Dataset rows for apps and sites
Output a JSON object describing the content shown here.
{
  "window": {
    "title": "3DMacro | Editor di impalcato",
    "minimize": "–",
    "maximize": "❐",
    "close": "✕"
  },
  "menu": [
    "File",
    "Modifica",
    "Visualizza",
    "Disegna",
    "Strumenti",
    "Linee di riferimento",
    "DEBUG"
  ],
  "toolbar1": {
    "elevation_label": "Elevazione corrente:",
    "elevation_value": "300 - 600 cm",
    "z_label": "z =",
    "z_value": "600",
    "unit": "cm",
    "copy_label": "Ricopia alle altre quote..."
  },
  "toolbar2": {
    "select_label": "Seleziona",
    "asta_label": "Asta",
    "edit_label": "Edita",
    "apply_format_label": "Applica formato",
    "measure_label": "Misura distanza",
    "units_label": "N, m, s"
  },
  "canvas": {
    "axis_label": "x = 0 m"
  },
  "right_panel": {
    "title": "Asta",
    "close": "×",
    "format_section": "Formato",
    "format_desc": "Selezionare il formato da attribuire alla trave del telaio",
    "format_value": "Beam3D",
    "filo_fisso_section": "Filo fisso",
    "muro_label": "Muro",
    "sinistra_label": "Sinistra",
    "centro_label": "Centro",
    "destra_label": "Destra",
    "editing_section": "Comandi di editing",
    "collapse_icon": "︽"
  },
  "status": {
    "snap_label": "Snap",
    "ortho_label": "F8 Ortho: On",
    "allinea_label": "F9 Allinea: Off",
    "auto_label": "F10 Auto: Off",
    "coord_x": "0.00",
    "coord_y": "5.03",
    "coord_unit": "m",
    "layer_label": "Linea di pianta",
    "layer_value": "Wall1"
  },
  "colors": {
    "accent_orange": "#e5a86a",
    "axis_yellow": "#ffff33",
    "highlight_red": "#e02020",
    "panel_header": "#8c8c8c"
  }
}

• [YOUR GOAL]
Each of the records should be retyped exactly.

• [RESPONSE FOR THIS EXERCISE]
Output a JSON object describing the content shown here.
{
  "window": {
    "title": "3DMacro | Editor di impalcato",
    "minimize": "–",
    "maximize": "❐",
    "close": "✕"
  },
  "menu": [
    "File",
    "Modifica",
    "Visualizza",
    "Disegna",
    "Strumenti",
    "Linee di riferimento",
    "DEBUG"
  ],
  "toolbar1": {
    "elevation_label": "Elevazione corrente:",
    "elevation_value": "300 - 600 cm",
    "z_label": "z =",
    "z_value": "600",
    "unit": "cm",
    "copy_label": "Ricopia alle altre quote..."
  },
  "toolbar2": {
    "select_label": "Seleziona",
    "asta_label": "Asta",
    "edit_label": "Edita",
    "apply_format_label": "Applica formato",
    "measure_label": "Misura distanza",
    "units_label": "N, m, s"
  },
  "canvas": {
    "axis_label": "x = 0 m"
  },
  "right_panel": {
    "title": "Asta",
    "close": "×",
    "format_section": "Formato",
    "format_desc": "Selezionare il formato da attribuire alla trave del telaio",
    "format_value": "Beam3D",
    "filo_fisso_section": "Filo fisso",
    "muro_label": "Muro",
    "sinistra_label": "Sinistra",
    "centro_label": "Centro",
    "destra_label": "Destra",
    "editing_section": "Comandi di editing",
    "collapse_icon": "︽"
  },
  "status": {
    "snap_label": "Snap",
    "ortho_label": "F8 Ortho: On",
    "allinea_label": "F9 Allinea: Off",
    "auto_label": "F10 Auto: Off",
    "coord_x": "0.00",
    "coord_y": "5.03",
    "coord_unit": "m",
    "layer_label": "Linea di pianta",
    "layer_value": "Wall1"
  },
  "colors": {
    "accent_orange": "#e5a86a",
    "axis_yellow": "#ffff33",
    "highlight_red": "#e02020",
    "panel_header": "#8c8c8c"
  }
}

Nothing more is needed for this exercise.